Rode my bicycle from Olympia, WA, down the Oregon coast, over to Crater Lake, and then down to Shasta. On July 4th I got my permit and rode up to Bunny Flat. On July 5th at 3:00 in the morning I left the Bunny Flat parking lot up to the summit. Summited at about 9:00am. On July 6th, mounted the bike and headed down to ride to the summit of White Mountain near Bishop, CA, but that's another story.
Clear Night. Departed Hiking Cabin at 2:00 AM and reached the summit at 6:30 AM. I bypassed spring hill which saved time and stayed on the snow around the hill. Route was well consolodated throughout the heart (Almost Icy).Very Icy at the red banks. 62 mph wind at the summit. Began to whiteout right as I was descending. Glisaded all the way down a little past Lake Helen and Boot skied the rest of the way. Took only 2 hours to descend to Horse Camp. Overll, great trip.

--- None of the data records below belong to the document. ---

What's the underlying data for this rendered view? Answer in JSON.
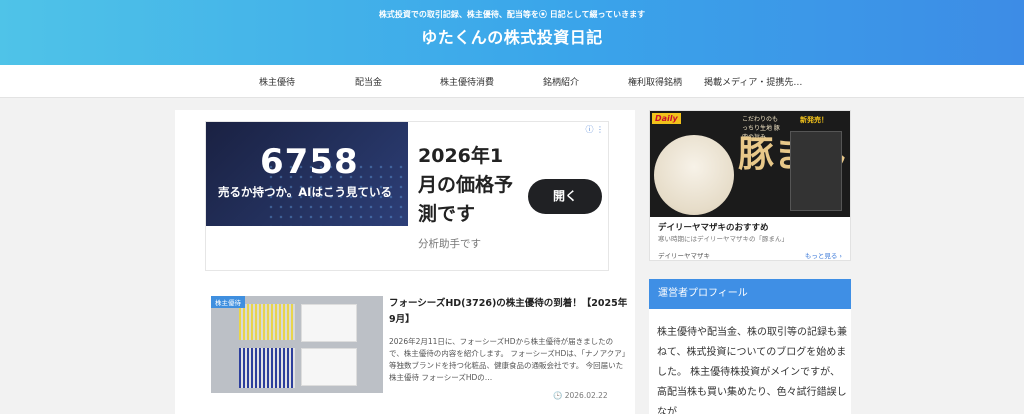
{
  "header": {
    "tagline": "株式投資での取引記録、株主優待、配当等を⦿ 日記として綴っていきます",
    "site_title": "ゆたくんの株式投資日記"
  },
  "nav": {
    "items": [
      "株主優待",
      "配当金",
      "株主優待消費",
      "銘柄紹介",
      "権利取得銘柄",
      "掲載メディア・提携先…"
    ]
  },
  "ad_banner": {
    "image_number": "6758",
    "image_subtitle": "売るか持つか。AIはこう見ている",
    "headline": "2026年1月の価格予測です",
    "cta_label": "開く",
    "advertiser": "分析助手です",
    "adchoices": "ⓘ ⋮"
  },
  "post": {
    "category": "株主優待",
    "title": "フォーシーズHD(3726)の株主優待の到着！【2025年9月】",
    "excerpt": "2026年2月11日に、フォーシーズHDから株主優待が届きましたので、株主優待の内容を紹介します。 フォーシーズHDは、「ナノアクア」等独数ブランドを持つ化粧品、健康食品の通販会社です。 今回届いた株主優待 フォーシーズHDの…",
    "date": "2026.02.22"
  },
  "sidebar_ad": {
    "brand": "Daily",
    "new_label": "新発売！",
    "image_copy": "こだわりのもっちり生地 豚肉の旨み",
    "image_kanji": "豚まん",
    "title": "デイリーヤマザキのおすすめ",
    "description": "寒い時期にはデイリーヤマザキの「豚まん」",
    "advertiser": "デイリーヤマザキ",
    "more_label": "もっと見る ›"
  },
  "profile": {
    "heading": "運営者プロフィール",
    "text": "株主優待や配当金、株の取引等の記録も兼ねて、株式投資についてのブログを始めました。 株主優待株投資がメインですが、高配当株も買い集めたり、色々試行錯誤しなが"
  }
}
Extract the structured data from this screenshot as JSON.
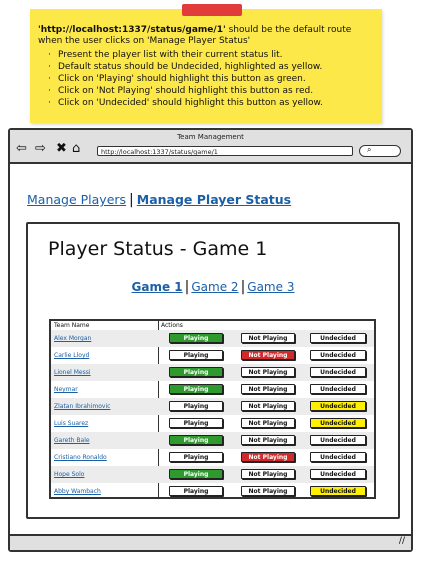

One of my favorite peaks. All summits outstanding.
My (then) wife Evelyn and I skied on our AT gear all the way to the summit in 1975 via Avalanche Gulch. I remember very foggy, miserable conditions for the three day trip.
My son, Ben, and I took Mountaineering training from Shasta Mountian Guides the weekend before the climb. Ben thought it to much to try for the summit, so I went solo. Great weather but windy. Camped a few hundred feet below Helen Lake to avoid the gale force winds. listened to rocks crashing down from the ridges and the howl of the wind throughout the night. Started for the summit the next morning at 4:00AM. The snow conditions very good for most of the ascent. Took my time and soaked in the view. reached the summit at 12:30 PM. The glissade back to camp was a blast!
This mountain is what got me hooked on climbing. It's a very spiritual place.
First time in Shasta Wilderness, we camped at Panther Meadows. After reading and researching, we decided to attempt single day ascend through Avalanche Gulch. We got to Bunny Flat at 1am and started hiking into the darkness. Our pace to Horse Camp was pretty good - we got there in 40 minutes. After a short break and signing in the Horse Camp log, we continued towards Lake Helen. Our headlamps turned out to be not too good, and we lost our trail 30-40 minutes after we left Horse Camp. Somehow we managed to scramble the scree and get back onto the trail right below the Lake Helen. Night was clear and beautiful.. At some point for 10-15 minutes we were witnessing a shooting star almost every minute. Last few hundred feet before Lake Helen were really exhausting. We arrived to Lake Helen at around 4am, a little over 2 hours since we left Horse Camp. After resting and trying to shake off the exhaustion for 1 hour, we decided not to continue and instead watch sunrise and take our time. We promised ourselves to come back and climb it all the way to the top next spring!
Solo 1-day ascent. Only 2 other climbers on route this day. (It was great in the 1980's.)
Green Butte was an enjoyable winter ascent.